Cannabis Dosing and Titrating
• Cannabis is available to patients in many strains and formulations, with varying THC and CBD
• Due to limited evidence on dosage and interval, there are no validated dosage recommendations
• Prescribers might not include suggested THC and CBD amounts, dosage regimens or method of
administration on medical authorization
• Many variables can influence the efficacy and safety
• Slow titration with careful assessment in collaboration with the patient and prescriber is
Resource: The cannabis dosing and titrating PDF —Cannabis for Medical Purposes: How to help patients find a safe and effective dose
Terpenes are aromatic compounds found in a wide variety of plants, including cannabis. They were popularized in essential oils, but also became topics of recent biomedical research.
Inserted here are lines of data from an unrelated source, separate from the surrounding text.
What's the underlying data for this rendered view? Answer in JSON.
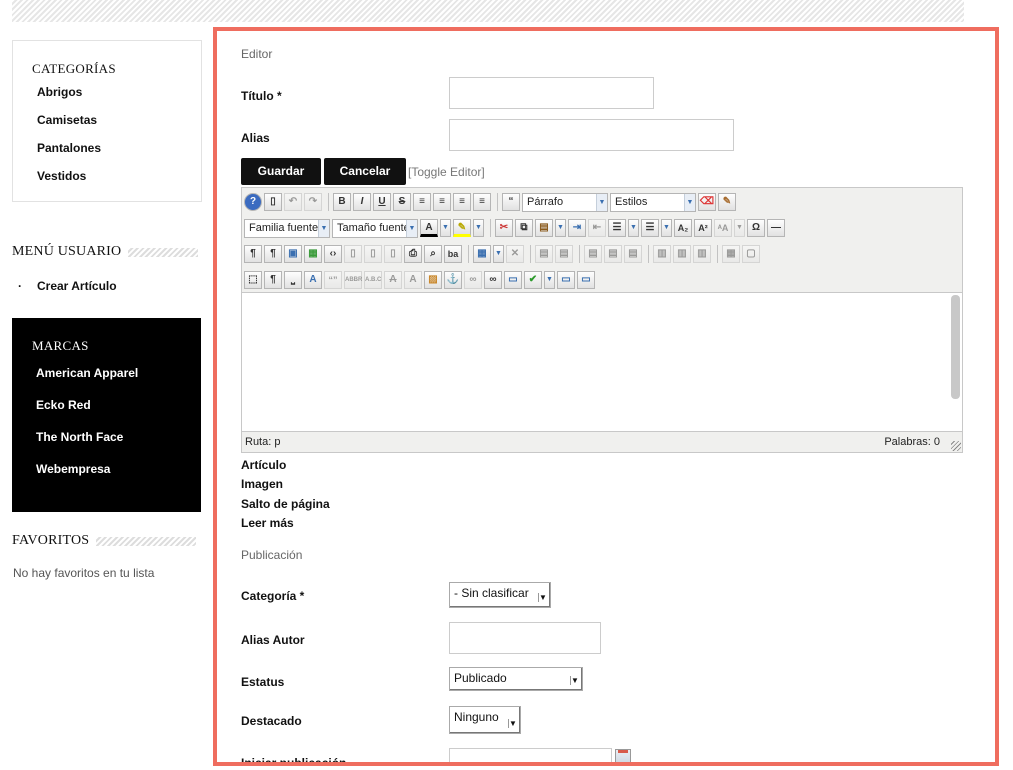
{
  "sidebar": {
    "categories_title": "CATEGORÍAS",
    "categories": [
      "Abrigos",
      "Camisetas",
      "Pantalones",
      "Vestidos"
    ],
    "user_menu_title": "MENÚ USUARIO",
    "user_menu_items": [
      "Crear Artículo"
    ],
    "brands_title": "MARCAS",
    "brands": [
      "American Apparel",
      "Ecko Red",
      "The North Face",
      "Webempresa"
    ],
    "favorites_title": "FAVORITOS",
    "favorites_empty": "No hay favoritos en tu lista"
  },
  "form": {
    "editor_legend": "Editor",
    "title_label": "Título *",
    "title_value": "",
    "alias_label": "Alias",
    "alias_value": "",
    "save_label": "Guardar",
    "cancel_label": "Cancelar",
    "toggle_editor": "[Toggle Editor]",
    "toolbar": {
      "format_select": "Párrafo",
      "styles_select": "Estilos",
      "font_family_select": "Familia fuente",
      "font_size_select": "Tamaño fuente"
    },
    "status_path": "Ruta:  p",
    "status_words": "Palabras: 0",
    "editor_buttons": [
      "Artículo",
      "Imagen",
      "Salto de página",
      "Leer más"
    ],
    "publication_legend": "Publicación",
    "category_label": "Categoría *",
    "category_value": "- Sin clasificar",
    "author_alias_label": "Alias Autor",
    "author_alias_value": "",
    "status_label": "Estatus",
    "status_value": "Publicado",
    "featured_label": "Destacado",
    "featured_value": "Ninguno",
    "publish_start_label": "Iniciar publicación",
    "publish_start_value": ""
  },
  "colors": {
    "frame_highlight": "#ef6d5f",
    "button_bg": "#111111",
    "brands_bg": "#000000"
  }
}
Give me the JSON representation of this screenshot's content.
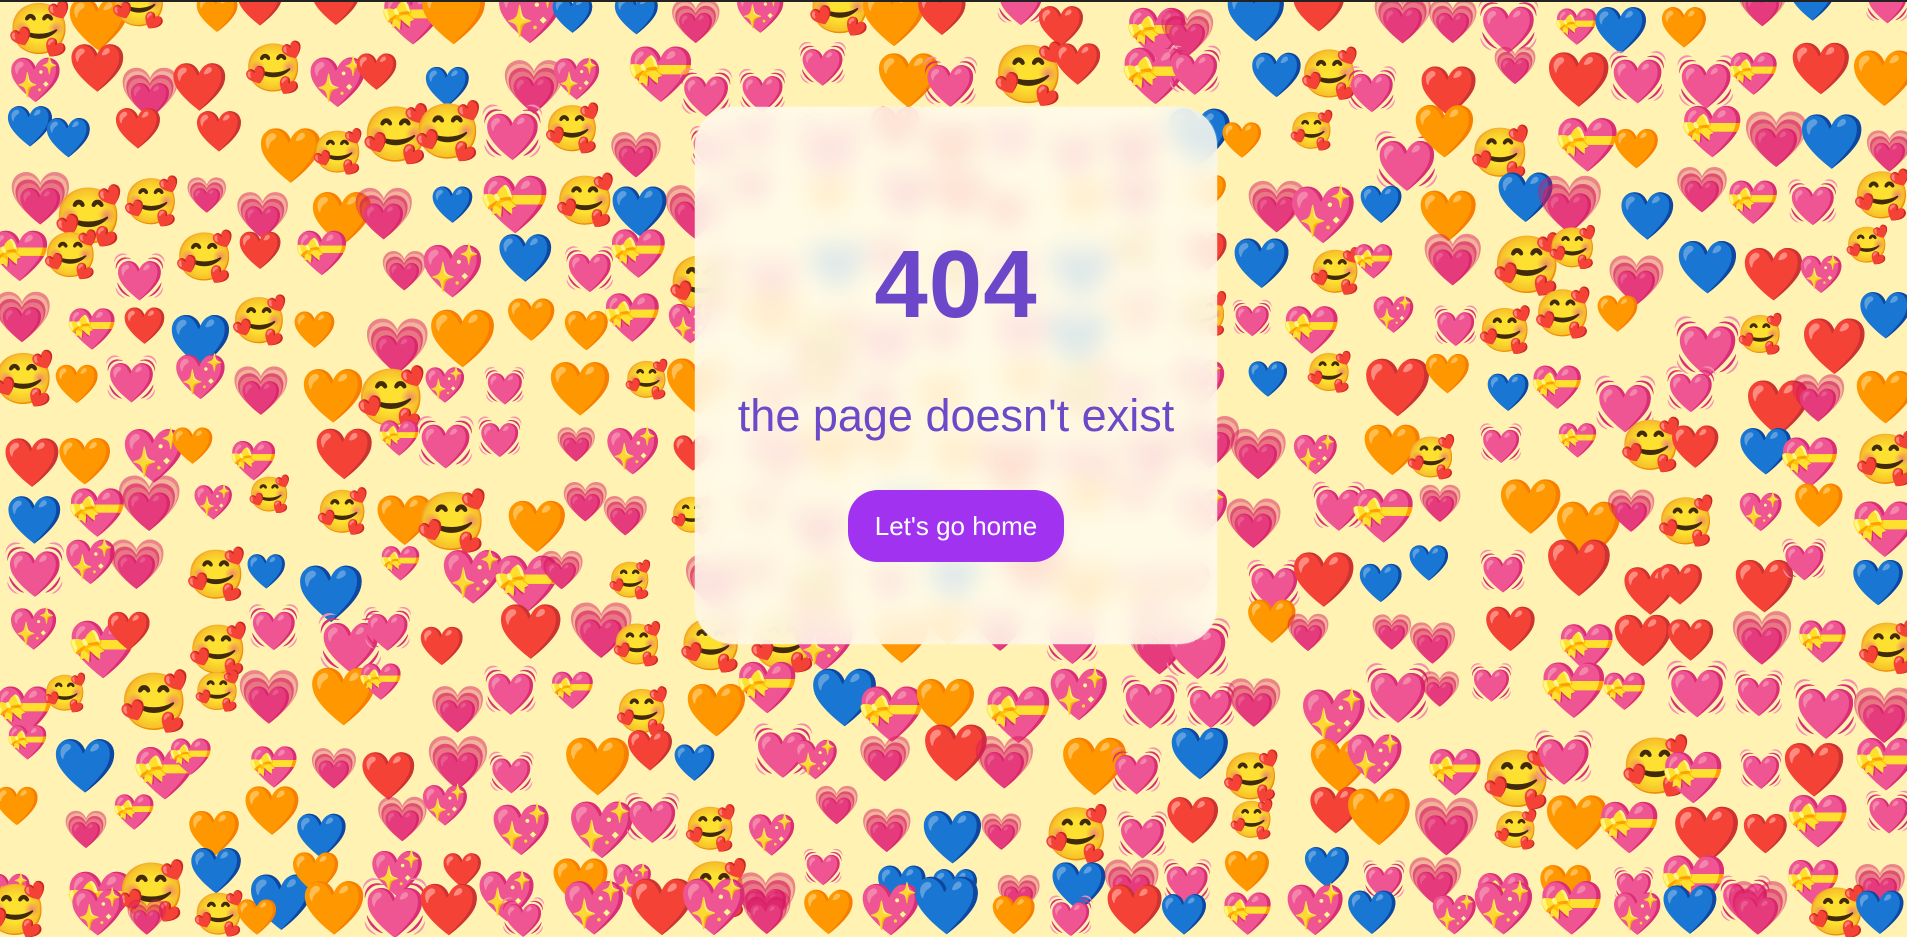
{
  "error_code": "404",
  "message": "the page doesn't exist",
  "home_button_label": "Let's go home",
  "colors": {
    "background": "#fff2b3",
    "accent": "#6c47c9",
    "button": "#a032f0"
  },
  "background_icons": [
    "smiling-face-with-hearts",
    "red-heart",
    "blue-heart",
    "orange-heart",
    "pink-heart",
    "sparkling-heart",
    "heart-with-ribbon",
    "beating-heart"
  ]
}
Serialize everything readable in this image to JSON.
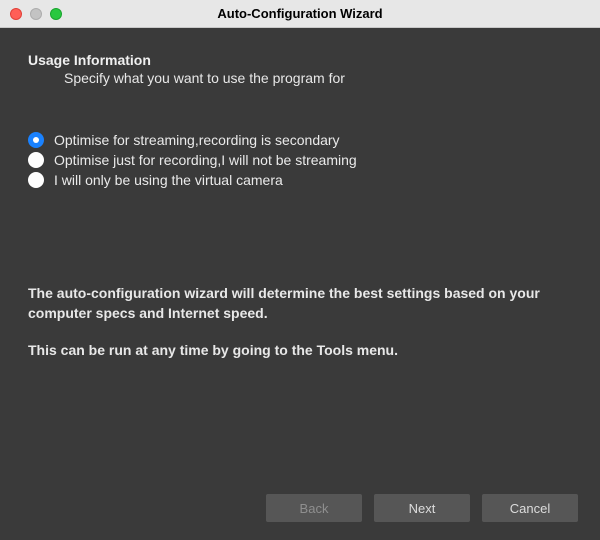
{
  "window": {
    "title": "Auto-Configuration Wizard"
  },
  "header": {
    "title": "Usage Information",
    "subtitle": "Specify what you want to use the program for"
  },
  "radios": {
    "selected_index": 0,
    "options": [
      {
        "label": "Optimise for streaming,recording is secondary"
      },
      {
        "label": "Optimise just for recording,I will not be streaming"
      },
      {
        "label": "I will only be using the virtual camera"
      }
    ]
  },
  "info": {
    "p1": "The auto-configuration wizard will determine the best settings based on your computer specs and Internet speed.",
    "p2": "This can be run at any time by going to the Tools menu."
  },
  "buttons": {
    "back": "Back",
    "next": "Next",
    "cancel": "Cancel",
    "back_disabled": true
  }
}
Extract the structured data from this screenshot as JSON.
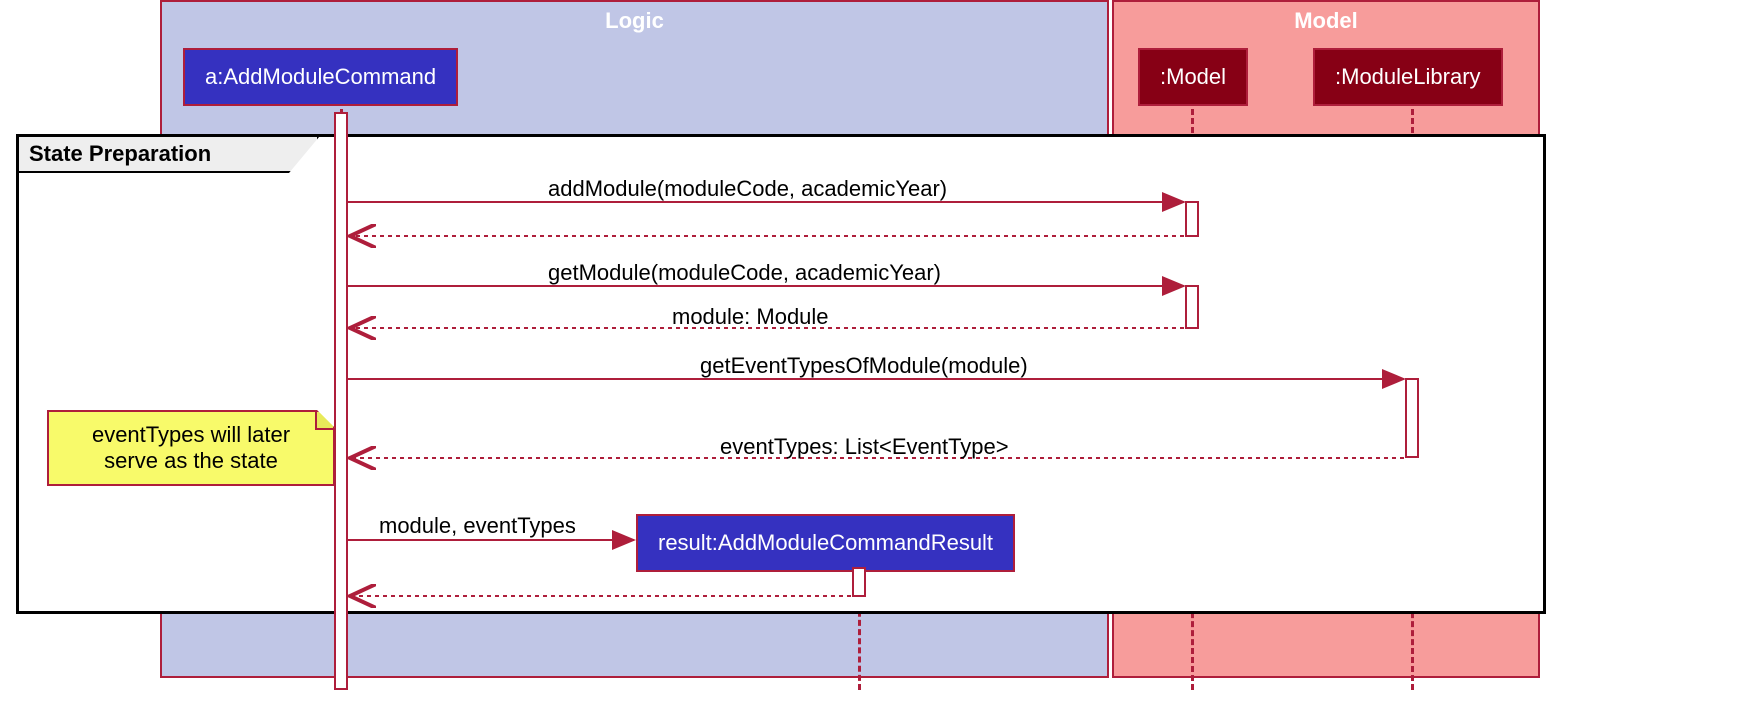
{
  "packages": {
    "logic": "Logic",
    "model": "Model"
  },
  "participants": {
    "a": "a:AddModuleCommand",
    "model": ":Model",
    "library": ":ModuleLibrary",
    "result": "result:AddModuleCommandResult"
  },
  "fragment": {
    "label": "State Preparation"
  },
  "note": {
    "line1": "eventTypes will later",
    "line2": "serve as the state"
  },
  "messages": {
    "m1": "addModule(moduleCode, academicYear)",
    "m2": "getModule(moduleCode, academicYear)",
    "m3": "module: Module",
    "m4": "getEventTypesOfModule(module)",
    "m5": "eventTypes: List<EventType>",
    "m6": "module, eventTypes"
  }
}
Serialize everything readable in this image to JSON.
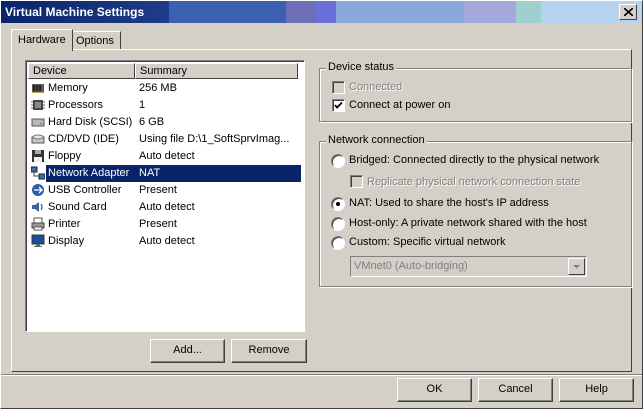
{
  "window": {
    "title": "Virtual Machine Settings"
  },
  "tabs": [
    {
      "label": "Hardware"
    },
    {
      "label": "Options"
    }
  ],
  "device_list": {
    "headers": {
      "device": "Device",
      "summary": "Summary"
    },
    "rows": [
      {
        "icon": "memory-icon",
        "device": "Memory",
        "summary": "256 MB"
      },
      {
        "icon": "processor-icon",
        "device": "Processors",
        "summary": "1"
      },
      {
        "icon": "hard-disk-icon",
        "device": "Hard Disk (SCSI)",
        "summary": "6 GB"
      },
      {
        "icon": "cd-dvd-icon",
        "device": "CD/DVD (IDE)",
        "summary": "Using file D:\\1_SoftSprvImag..."
      },
      {
        "icon": "floppy-icon",
        "device": "Floppy",
        "summary": "Auto detect"
      },
      {
        "icon": "network-adapter-icon",
        "device": "Network Adapter",
        "summary": "NAT",
        "selected": true
      },
      {
        "icon": "usb-icon",
        "device": "USB Controller",
        "summary": "Present"
      },
      {
        "icon": "sound-card-icon",
        "device": "Sound Card",
        "summary": "Auto detect"
      },
      {
        "icon": "printer-icon",
        "device": "Printer",
        "summary": "Present"
      },
      {
        "icon": "display-icon",
        "device": "Display",
        "summary": "Auto detect"
      }
    ]
  },
  "list_buttons": {
    "add": "Add...",
    "remove": "Remove"
  },
  "device_status": {
    "title": "Device status",
    "connected": {
      "label": "Connected",
      "checked": false,
      "enabled": false
    },
    "connect_at_power_on": {
      "label": "Connect at power on",
      "checked": true,
      "enabled": true
    }
  },
  "network_connection": {
    "title": "Network connection",
    "options": [
      {
        "label": "Bridged: Connected directly to the physical network",
        "selected": false
      },
      {
        "label": "NAT: Used to share the host's IP address",
        "selected": true
      },
      {
        "label": "Host-only: A private network shared with the host",
        "selected": false
      },
      {
        "label": "Custom: Specific virtual network",
        "selected": false
      }
    ],
    "replicate": {
      "label": "Replicate physical network connection state",
      "checked": false,
      "enabled": false
    },
    "custom_network_select": {
      "value": "VMnet0 (Auto-bridging)",
      "enabled": false
    }
  },
  "footer_buttons": {
    "ok": "OK",
    "cancel": "Cancel",
    "help": "Help"
  },
  "colors": {
    "title_bar": "#0a246a",
    "selection": "#0a246a",
    "face": "#d4d0c8"
  }
}
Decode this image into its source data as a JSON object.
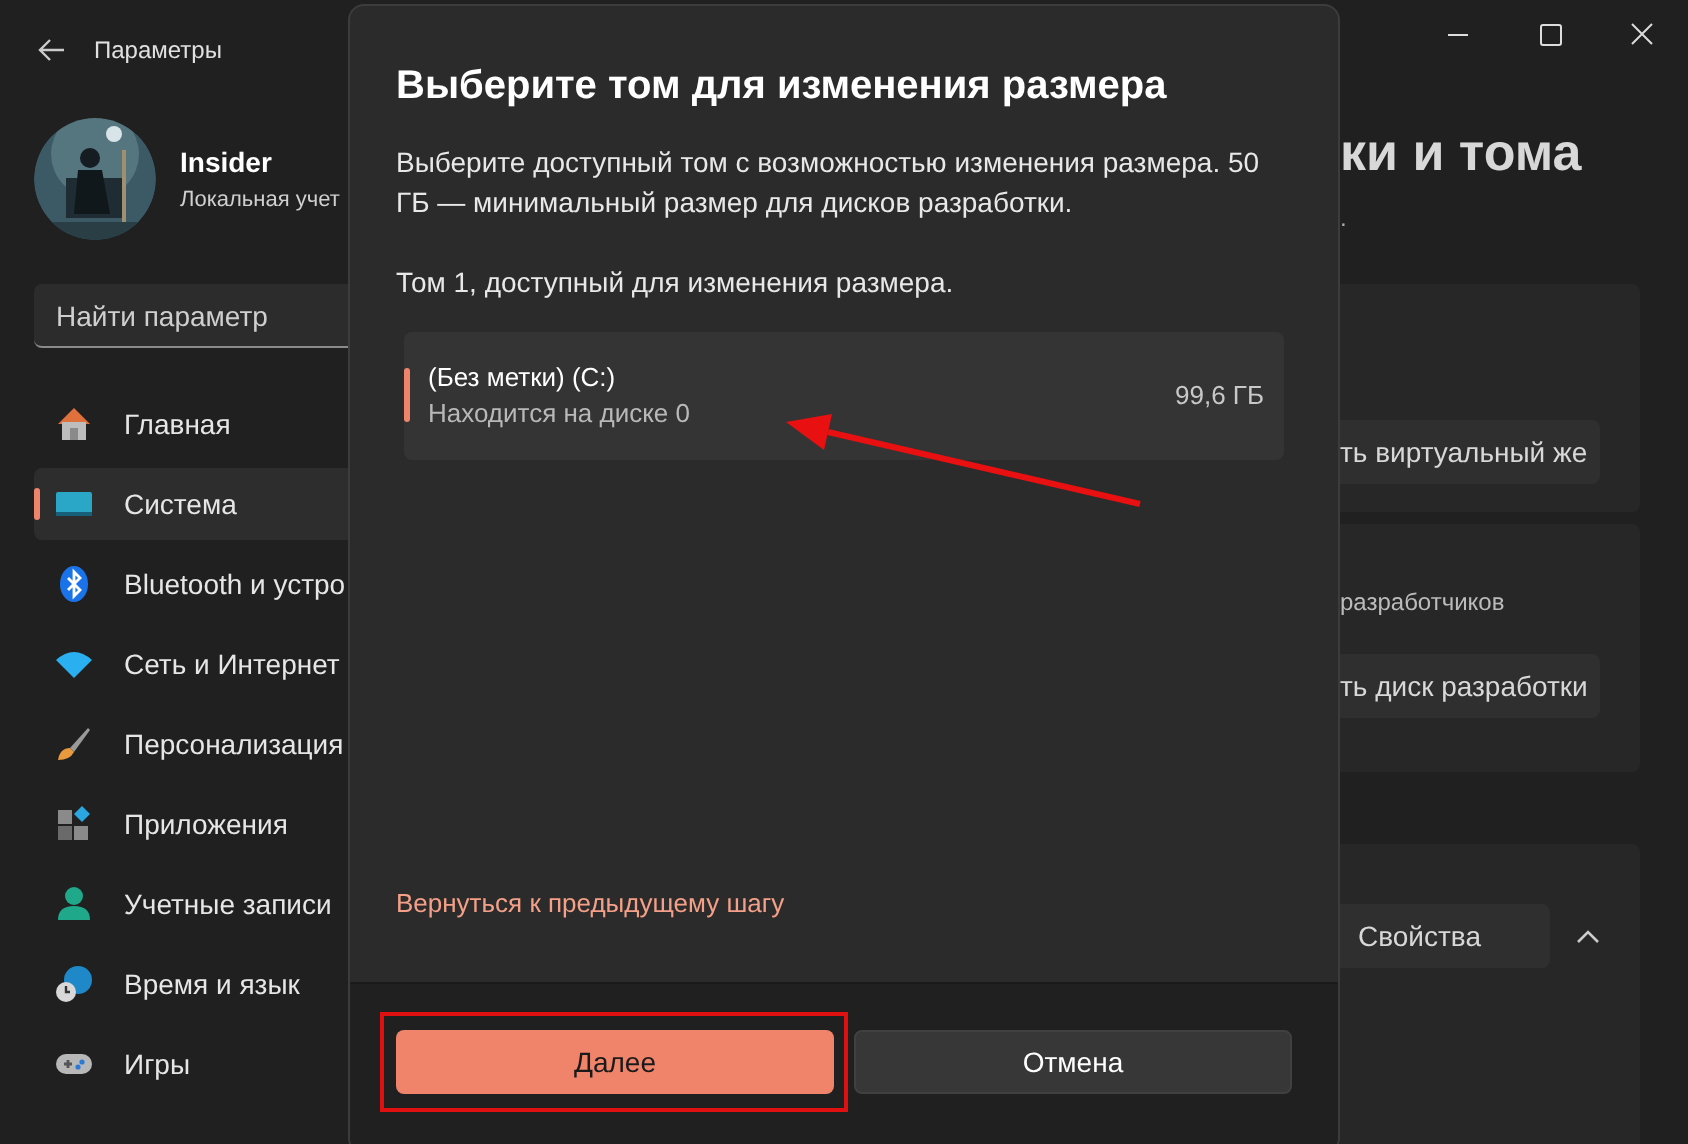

Early study show that terpenes may be responsible for either the sedating or uplifting effect of cannabis products.
A guest expert this season, Dr. Codi Peterson, a pediatric pharmacist and The Cannigma’s Chief Science Officer, directed us to a blog post, What are Terpenes? published on The Cannigma. The blog post goes into detail explaining what are terpenes and the impact they can have. The Cannigma is a media company publishing scientifically reviewed articles about all things cannabis.
Kara Ware: (00:02)
All right, everyone. Let’s do a quick recap. In earlier episodes of the season, we talked about the historical roots for the modern day prejudice towards cannabis, how the endocannabinoid system works and the things that can affect it, the pros and the cons of using cannabis. With all this context and background information in mind, I think we’re finally ready to talk about cannabis products and what to consider. It took us long enough when talking to patients about including cannabis in their care plan.
Yeah. Whether you plan to recommend cannabis in your practice or not, understanding what separates a safe therapeutic option from a potentially hazardous or recreational one, is a really good idea. In the first place to learn about the products might surprise you. It’s probably something you and your patients have done before, which is just read the product label.
Kara Ware: (01:03)
We’re big believers in starting with the basics because cannabis is still federally illegal. The responsibility of deciding what goes on a product label is dependent on each individual state. So some labels will tell you more than others, but today we’re going to break down the three things to look for the cannabinoid profile, dosing and even some nerdy elements that might surprise you.
Cannabis and cannabis-derived products are not legal in all states or countries. The views and opinions expressed by guests and hosts appearing on these podcasts are strictly their own and do not necessarily reflect the opinions of Good Medicine On the Go or its sponsors. This podcast is for educational purposes only and does not establish a doctor-patient relationship.